• Search

Dreams of Kindness, Love and Grace by Carolyn Bolton

Dreams of Kindness, Love and Grace by Carolyn Bolton

The trouble with anger is that it makes us overstate our case and prevents us from reaching awareness. We often damage our case by anger. It is like resorting to war.” ~ Anaïs Nin

Long a rumor within activist circles, it is now mainstream media news. The FBI has invested dozens of years and millions of dollars collecting extensive information on the identities and activities of American antiwar activists. They claim their “intelligence-gathering efforts” are aimed at identifying anarchists and “extremist elements" who plot violence to draw attention to war. Efforts are validated as post-9/11 homeland terrorism prevention.

Civil rights advocates and legal scholars loudly denounce the monitoring program, warning a return to the abuses of the 1960s and 1970s, when J. Edgar Hoover was FBI director and routinely spied on political protesters like the Rev. Martin Luther King Jr. – effectively blurring the lines between terrorism and legitimate civil disobedience. I agree, and so do most folks I know.

A sad and simple truth does exist, and it is often missed by those of us who believe war is not the answer. The reality is that there is a proven potential for violence at anti-war protests, and there are intense individuals with far-from-peaceful approaches working within the peace movement. The actuality of hostile activist behavior is a reality now being used to validate the FBI’s formerly clandestine interest in activists generically. Finally “the feds” have a foothold firmly founded in truth, enabling them to launch fear-based spin that is gaining strength and credibility.

I remember clearly when I was first labeled an activist. Through the 1990s, I traveled every summer to Whidbey Island in the San Juan Islands to engage with folks from across the globe, studying together for several weeks and spending hours in dialogue to ponder conditions on our planet. When a close friend commended my role as an activist, I was incredulous that anyone who knew me so well could possibly label me with that term. I’d never disrupted a public meeting nor shouted angry epitaphs at a public rally or organized march, nor had I ever engaged in criminal activity in the name of change. No notches were carved on the gun handle of my life memorializing civil disobedience arrests. The label of activist was simply not a reasonable descriptor for me.

It took several years for me to realize that my strong positions on issues of war, the economy, social justice and human rights – and my candor in voicing my opinions – do indeed bump me over that line. My pattern of speaking my non-mainstream truth does, frankly, constitute revolutionary behavior.

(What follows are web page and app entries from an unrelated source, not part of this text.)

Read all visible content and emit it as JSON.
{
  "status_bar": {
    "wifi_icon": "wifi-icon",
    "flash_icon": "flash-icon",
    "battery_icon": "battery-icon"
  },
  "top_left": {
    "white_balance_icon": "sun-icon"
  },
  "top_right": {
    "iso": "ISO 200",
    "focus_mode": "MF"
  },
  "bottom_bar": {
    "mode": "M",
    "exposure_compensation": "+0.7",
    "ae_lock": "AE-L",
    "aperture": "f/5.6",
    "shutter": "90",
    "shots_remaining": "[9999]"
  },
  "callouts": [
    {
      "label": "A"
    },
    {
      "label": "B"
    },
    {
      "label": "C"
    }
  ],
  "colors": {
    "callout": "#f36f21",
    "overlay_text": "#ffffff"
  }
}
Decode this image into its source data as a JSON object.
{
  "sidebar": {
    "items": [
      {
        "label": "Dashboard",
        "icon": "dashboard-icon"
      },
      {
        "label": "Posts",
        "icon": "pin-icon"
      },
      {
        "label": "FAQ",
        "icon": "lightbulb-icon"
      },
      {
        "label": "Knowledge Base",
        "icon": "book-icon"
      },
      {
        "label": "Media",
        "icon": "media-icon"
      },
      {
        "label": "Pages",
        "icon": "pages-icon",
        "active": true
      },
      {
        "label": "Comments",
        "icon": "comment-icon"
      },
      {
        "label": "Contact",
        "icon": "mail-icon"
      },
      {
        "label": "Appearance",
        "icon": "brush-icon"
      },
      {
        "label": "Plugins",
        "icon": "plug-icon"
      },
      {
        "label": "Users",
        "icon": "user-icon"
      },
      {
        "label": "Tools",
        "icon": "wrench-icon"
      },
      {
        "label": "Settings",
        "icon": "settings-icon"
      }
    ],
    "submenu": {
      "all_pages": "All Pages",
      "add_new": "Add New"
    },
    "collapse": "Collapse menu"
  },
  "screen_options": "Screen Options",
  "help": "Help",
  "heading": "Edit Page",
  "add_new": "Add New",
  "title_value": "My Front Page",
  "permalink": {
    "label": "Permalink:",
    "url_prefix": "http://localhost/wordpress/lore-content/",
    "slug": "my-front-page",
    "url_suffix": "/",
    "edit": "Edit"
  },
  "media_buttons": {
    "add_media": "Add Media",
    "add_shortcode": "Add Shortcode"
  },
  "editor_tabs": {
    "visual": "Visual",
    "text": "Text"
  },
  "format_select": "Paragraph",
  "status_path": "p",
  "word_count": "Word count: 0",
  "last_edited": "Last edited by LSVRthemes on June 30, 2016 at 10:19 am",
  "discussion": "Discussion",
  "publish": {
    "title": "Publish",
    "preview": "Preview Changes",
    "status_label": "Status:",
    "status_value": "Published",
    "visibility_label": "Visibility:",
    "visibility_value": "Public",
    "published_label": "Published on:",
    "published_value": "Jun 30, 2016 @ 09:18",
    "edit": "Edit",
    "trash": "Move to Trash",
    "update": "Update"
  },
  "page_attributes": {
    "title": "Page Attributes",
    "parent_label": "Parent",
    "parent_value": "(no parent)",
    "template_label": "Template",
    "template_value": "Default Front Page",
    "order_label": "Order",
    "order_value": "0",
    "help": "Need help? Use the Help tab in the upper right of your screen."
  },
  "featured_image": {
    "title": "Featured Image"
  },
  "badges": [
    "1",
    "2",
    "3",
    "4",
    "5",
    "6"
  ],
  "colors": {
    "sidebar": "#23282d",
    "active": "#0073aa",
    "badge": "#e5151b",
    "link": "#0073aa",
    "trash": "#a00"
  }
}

And I have many wonderful traveling companions in my chosen upstream swim through life.

But here’s a confession I’ve never made openly: I chafe in the presence of many self-proclaimed activists. I don’t believe in angry rhetoric that repeatedly lambastes the idiocy and ills of an incompetent government. I have deep questions about “waging” peace in mirror-image linguistic style to the language of waging war. I am confounded by the peace movement’s propagation of the age-old, destructive dichotomy of “us and them” – with “us” always professing to have the only accurate view/approach and “them” constantly pummeled as deficient in morality and intellect. I’ve made brief forays into organized peace groups, but always left after bearing sad witness to patterns of behavior that mimic the war hawks themselves: intolerance of all ideas except the dominate message of the group, lack of willingness to listen to varied points of view, individuals with a driving need for personal power and leadership by (verbal) force, intolerance, disrespect, uncontrolled anger, battles for dominance, rhetoric of hate.

It seems very likely to me that, underlying the modern peace movement, there has always existed an unhealed layer of agonizing grief. Grief so painful that righteous rage provides an effective analgesic. We would rather feel strong in our anger than impotent in our sorrow. Yet at the heart of effective nonviolence – at the center of the potential for true peace – it is essential that there be love.

Dr. Martin Luther King said it best, that darkness cannot drive out darkness; only light can do that. Hate cannot drive out hate; only love can do that. Hate multiplies hate, violence multiplies violence, and toughness multiplies toughness in a descending spiral of destruction. The chain reaction of evil – hate begetting hate, wars producing more wars – must be broken, or we shall be plunged into the dark abyss of annihilation.

Now that the FBI has admitted they’re paying close attention to us, let’s unite our hearts in a revolution that will fundamentally transform the peace movement activist by activist, from the inside out. Let’s not just talk about trying a different way – let’s truly live it.

Carolyn Bolton’s vocational activities are centered around mediation, training, public policy and organizational development. An ordained nondenominational minister, she finds her bliss in the practices of writing, music and theater. You may write Carolyn at [email protected].